* **The data**:
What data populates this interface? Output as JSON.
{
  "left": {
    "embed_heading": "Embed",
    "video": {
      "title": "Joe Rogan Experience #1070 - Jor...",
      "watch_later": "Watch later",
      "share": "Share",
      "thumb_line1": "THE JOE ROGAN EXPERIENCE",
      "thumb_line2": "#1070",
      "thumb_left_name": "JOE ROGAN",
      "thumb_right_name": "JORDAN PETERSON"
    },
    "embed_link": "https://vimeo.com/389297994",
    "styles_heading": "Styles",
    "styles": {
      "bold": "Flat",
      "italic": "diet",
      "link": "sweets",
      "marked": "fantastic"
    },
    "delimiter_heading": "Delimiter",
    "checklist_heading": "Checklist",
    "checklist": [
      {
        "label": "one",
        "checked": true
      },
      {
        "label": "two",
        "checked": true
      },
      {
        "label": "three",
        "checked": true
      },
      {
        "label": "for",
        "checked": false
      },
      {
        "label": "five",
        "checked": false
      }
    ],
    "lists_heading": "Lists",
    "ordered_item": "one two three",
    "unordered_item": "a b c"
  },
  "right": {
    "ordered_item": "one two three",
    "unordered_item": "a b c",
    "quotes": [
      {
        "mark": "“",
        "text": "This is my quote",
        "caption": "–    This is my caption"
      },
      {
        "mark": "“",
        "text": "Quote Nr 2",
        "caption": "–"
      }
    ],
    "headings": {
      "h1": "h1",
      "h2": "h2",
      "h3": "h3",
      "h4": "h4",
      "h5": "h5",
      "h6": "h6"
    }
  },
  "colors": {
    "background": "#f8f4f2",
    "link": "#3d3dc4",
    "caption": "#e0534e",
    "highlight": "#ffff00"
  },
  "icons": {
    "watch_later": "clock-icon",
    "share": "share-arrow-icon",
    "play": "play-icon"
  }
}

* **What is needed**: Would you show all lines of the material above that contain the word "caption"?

* **Response area**:
        "caption": "–    This is my caption"
        "caption": "–"
    "caption": "#e0534e",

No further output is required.